» **WHAT THE EXERCISE ASKS**: What is needed here is a faithful repeat of every entry, with no character changed.

» **SOURCE MATERIAL**:
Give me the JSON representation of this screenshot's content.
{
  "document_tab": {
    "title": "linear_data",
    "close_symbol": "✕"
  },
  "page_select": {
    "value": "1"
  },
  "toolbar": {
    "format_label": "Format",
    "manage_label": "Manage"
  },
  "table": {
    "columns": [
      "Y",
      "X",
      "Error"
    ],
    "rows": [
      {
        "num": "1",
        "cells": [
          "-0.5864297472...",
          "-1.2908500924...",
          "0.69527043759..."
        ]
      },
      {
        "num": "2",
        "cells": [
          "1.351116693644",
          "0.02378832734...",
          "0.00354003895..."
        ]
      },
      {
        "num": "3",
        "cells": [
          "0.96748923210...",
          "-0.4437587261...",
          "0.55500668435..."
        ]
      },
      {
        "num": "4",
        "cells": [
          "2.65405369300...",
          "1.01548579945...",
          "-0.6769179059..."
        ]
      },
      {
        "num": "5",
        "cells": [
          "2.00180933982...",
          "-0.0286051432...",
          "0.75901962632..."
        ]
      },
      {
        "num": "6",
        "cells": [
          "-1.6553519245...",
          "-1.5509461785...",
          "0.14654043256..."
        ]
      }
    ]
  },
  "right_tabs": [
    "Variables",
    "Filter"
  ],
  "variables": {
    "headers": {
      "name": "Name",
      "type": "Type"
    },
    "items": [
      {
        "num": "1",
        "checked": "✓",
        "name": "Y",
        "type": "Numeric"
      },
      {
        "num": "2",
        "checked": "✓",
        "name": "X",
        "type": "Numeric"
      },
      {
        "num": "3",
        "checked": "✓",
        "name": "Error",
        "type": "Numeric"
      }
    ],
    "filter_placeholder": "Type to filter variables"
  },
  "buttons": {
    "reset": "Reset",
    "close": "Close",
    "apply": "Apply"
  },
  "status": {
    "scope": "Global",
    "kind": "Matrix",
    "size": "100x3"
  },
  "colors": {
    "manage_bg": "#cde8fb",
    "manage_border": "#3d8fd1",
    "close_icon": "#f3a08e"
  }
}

» **ANSWER BOX**:
Give me the JSON representation of this screenshot's content.
{
  "document_tab": {
    "title": "linear_data",
    "close_symbol": "✕"
  },
  "page_select": {
    "value": "1"
  },
  "toolbar": {
    "format_label": "Format",
    "manage_label": "Manage"
  },
  "table": {
    "columns": [
      "Y",
      "X",
      "Error"
    ],
    "rows": [
      {
        "num": "1",
        "cells": [
          "-0.5864297472...",
          "-1.2908500924...",
          "0.69527043759..."
        ]
      },
      {
        "num": "2",
        "cells": [
          "1.351116693644",
          "0.02378832734...",
          "0.00354003895..."
        ]
      },
      {
        "num": "3",
        "cells": [
          "0.96748923210...",
          "-0.4437587261...",
          "0.55500668435..."
        ]
      },
      {
        "num": "4",
        "cells": [
          "2.65405369300...",
          "1.01548579945...",
          "-0.6769179059..."
        ]
      },
      {
        "num": "5",
        "cells": [
          "2.00180933982...",
          "-0.0286051432...",
          "0.75901962632..."
        ]
      },
      {
        "num": "6",
        "cells": [
          "-1.6553519245...",
          "-1.5509461785...",
          "0.14654043256..."
        ]
      }
    ]
  },
  "right_tabs": [
    "Variables",
    "Filter"
  ],
  "variables": {
    "headers": {
      "name": "Name",
      "type": "Type"
    },
    "items": [
      {
        "num": "1",
        "checked": "✓",
        "name": "Y",
        "type": "Numeric"
      },
      {
        "num": "2",
        "checked": "✓",
        "name": "X",
        "type": "Numeric"
      },
      {
        "num": "3",
        "checked": "✓",
        "name": "Error",
        "type": "Numeric"
      }
    ],
    "filter_placeholder": "Type to filter variables"
  },
  "buttons": {
    "reset": "Reset",
    "close": "Close",
    "apply": "Apply"
  },
  "status": {
    "scope": "Global",
    "kind": "Matrix",
    "size": "100x3"
  },
  "colors": {
    "manage_bg": "#cde8fb",
    "manage_border": "#3d8fd1",
    "close_icon": "#f3a08e"
  }
}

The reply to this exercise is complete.